Penrith halfback Nathan Cleary was under all sorts of pressure heading into last round’s match against Wests Tigers but a powerful visualisation training technique led to his epic conversion at full-time to send the game into golden point.
Cleary and his halves partner James Maloney had been in the firing line heading into the Tigers match following the Panthers disappointing start to the NRL season highlighted by their 32-2 loss to Melbourne in round three.
The Brydens Lawyers NSW Blues No.7 had been battling a groin problem which impacted on his kicking when Panthers Head of Performance Hayden Knowles – who is also the trainer for the Brydens Lawyers NSW Blues – stepped in to offer some much-needed advice.
Knowles told the 21-year-old to practice his kicking technique minus a boot and ball – a visualisation technique which Brydens Lawyers NSW Blues coach Brad Fittler is also a fan of – which paved the way for his heroics at the end of the match.
Cleary would go on to also kick a long-range field goal in golden point to seal a 9-8 win and ease some of the pressure on himself, Maloney and the Panthers.
“He was saying was that there was a time where Nathan hurt himself while he was kicking and he told him, instead of kicking just go around and kick without a ball.” Fittler told nswrl.com
“So, he just went around and started kicking without a ball.
“He’s one of those kids, he’s open to suggestions, trying things and he doesn’t judge them too quickly.
“It was amazing because last week he had a sore groin because he was kicking too much and then a week later, he kicks a goal that goes into extra time and kicks a field goal.”
Fittler credits Cleary’s open mindedness towards the visualisation technique to helping him nail the difficult conversion which the Panthers star later revealed he had dreamt about the night before the match.
“He just works hard Nathan, he leaves nothing to chance,” Fittler said.
“He’s open to ideas and new streams of learning.
“I’ve seen it so many times - a lot of people don’t get those kicks. It was incredible.”
Bulldogs goalkicker Rhyse Martin didn’t enjoy the same outcome after his pressure-cooker conversion from the sideline that would have locked the scores up against Melbourne went horribly wide off the boot.

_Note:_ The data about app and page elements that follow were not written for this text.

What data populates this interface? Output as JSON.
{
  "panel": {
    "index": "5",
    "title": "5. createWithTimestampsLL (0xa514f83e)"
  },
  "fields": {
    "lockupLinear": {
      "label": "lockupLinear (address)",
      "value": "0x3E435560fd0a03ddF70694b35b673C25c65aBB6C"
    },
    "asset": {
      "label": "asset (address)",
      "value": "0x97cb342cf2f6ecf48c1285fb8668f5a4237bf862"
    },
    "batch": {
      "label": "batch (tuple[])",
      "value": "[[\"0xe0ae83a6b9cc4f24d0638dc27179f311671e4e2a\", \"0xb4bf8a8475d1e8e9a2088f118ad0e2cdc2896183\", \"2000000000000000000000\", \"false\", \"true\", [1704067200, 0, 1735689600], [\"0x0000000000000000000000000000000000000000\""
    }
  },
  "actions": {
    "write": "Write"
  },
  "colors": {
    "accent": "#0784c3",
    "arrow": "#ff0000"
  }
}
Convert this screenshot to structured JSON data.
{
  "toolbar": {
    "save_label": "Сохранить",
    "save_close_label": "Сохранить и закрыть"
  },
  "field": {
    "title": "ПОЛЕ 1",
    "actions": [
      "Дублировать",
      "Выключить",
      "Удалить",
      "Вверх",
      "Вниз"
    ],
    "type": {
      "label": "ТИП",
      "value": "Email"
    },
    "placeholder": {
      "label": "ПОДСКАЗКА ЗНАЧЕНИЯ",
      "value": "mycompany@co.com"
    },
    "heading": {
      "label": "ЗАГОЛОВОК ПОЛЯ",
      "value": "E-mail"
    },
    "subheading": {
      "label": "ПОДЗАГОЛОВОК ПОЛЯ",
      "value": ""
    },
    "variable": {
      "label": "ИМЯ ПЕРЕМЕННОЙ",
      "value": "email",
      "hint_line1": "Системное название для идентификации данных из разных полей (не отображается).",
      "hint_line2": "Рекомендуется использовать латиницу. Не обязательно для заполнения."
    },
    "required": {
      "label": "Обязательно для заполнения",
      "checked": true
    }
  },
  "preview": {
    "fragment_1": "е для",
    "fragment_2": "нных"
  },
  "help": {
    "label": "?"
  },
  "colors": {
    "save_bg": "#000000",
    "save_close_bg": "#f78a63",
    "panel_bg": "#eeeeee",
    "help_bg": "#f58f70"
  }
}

Martin’s 2018 conversion rate of 94.7% wasn’t reflected in that crucial moment, an error clearly affected by pressure and which denied the Bulldogs a chance to send the match into golden point.
“I watch Rhyse Martin, a lovely kid and really good player who kicks at one of the best conversion rates and you can just see how that’s his worst kick in the NRL and it came to that moment,” Fittler said.